⟨

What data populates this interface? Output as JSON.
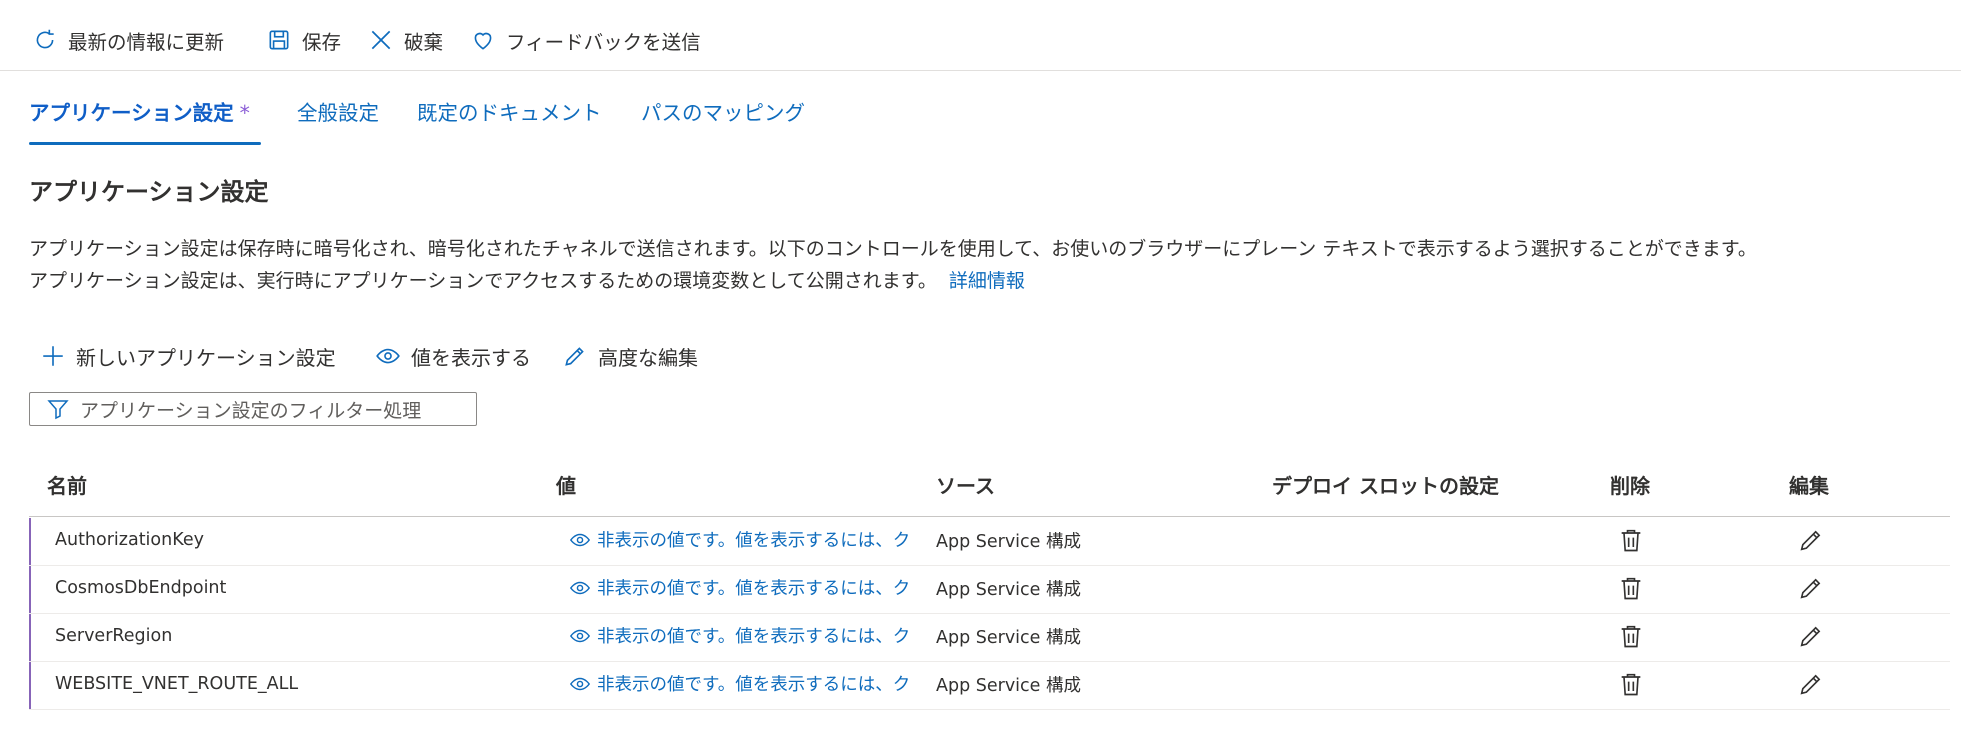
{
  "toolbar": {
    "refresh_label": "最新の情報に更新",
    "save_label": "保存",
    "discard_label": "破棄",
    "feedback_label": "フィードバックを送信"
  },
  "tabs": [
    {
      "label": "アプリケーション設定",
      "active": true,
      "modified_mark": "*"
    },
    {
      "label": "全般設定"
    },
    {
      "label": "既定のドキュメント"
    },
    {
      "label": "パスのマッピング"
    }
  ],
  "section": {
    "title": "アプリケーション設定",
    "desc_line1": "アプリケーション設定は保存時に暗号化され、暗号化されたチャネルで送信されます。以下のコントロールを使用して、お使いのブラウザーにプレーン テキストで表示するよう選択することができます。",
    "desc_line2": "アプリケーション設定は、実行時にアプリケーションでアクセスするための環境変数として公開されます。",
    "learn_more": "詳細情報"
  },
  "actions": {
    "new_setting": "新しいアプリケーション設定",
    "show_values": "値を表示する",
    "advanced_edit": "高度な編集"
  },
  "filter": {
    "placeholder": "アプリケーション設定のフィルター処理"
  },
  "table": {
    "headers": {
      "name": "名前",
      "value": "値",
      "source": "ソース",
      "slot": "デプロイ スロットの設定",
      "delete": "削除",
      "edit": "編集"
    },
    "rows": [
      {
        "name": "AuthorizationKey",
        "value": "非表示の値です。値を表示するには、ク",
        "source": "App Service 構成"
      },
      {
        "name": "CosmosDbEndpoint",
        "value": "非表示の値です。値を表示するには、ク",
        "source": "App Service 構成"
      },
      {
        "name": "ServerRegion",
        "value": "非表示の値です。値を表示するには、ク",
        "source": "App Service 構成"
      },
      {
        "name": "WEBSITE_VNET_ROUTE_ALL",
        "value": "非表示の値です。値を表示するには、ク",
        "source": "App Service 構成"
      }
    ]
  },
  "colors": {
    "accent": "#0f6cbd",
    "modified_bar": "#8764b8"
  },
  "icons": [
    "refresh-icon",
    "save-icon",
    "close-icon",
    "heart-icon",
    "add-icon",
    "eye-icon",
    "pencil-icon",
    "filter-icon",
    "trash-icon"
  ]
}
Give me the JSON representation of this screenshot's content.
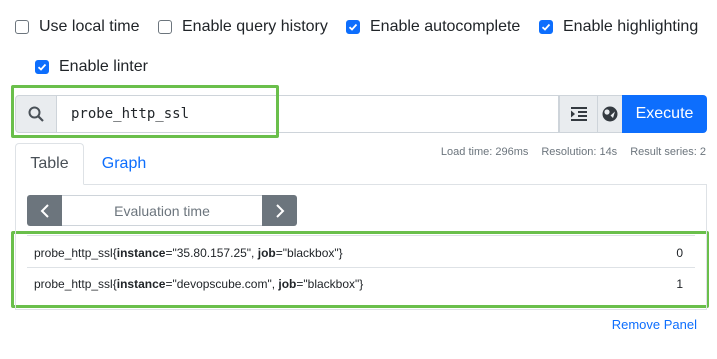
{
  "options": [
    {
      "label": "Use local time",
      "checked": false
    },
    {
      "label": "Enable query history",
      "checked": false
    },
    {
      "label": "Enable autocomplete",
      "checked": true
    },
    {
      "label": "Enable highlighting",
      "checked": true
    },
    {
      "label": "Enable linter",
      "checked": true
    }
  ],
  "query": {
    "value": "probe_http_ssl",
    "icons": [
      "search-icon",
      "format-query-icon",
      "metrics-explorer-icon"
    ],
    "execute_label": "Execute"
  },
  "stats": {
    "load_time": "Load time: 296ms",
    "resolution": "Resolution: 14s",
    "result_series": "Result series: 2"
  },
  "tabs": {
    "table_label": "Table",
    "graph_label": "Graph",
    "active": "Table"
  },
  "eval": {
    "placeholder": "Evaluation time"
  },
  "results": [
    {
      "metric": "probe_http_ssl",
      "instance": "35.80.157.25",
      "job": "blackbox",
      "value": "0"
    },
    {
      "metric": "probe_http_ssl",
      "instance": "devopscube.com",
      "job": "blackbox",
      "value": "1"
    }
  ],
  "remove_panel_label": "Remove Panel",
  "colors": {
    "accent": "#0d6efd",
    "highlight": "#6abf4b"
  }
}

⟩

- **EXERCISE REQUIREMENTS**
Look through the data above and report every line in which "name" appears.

- **WRITTEN SOLUTION**
      "name": "名前",
        "name": "AuthorizationKey",
        "name": "CosmosDbEndpoint",
        "name": "ServerRegion",
        "name": "WEBSITE_VNET_ROUTE_ALL",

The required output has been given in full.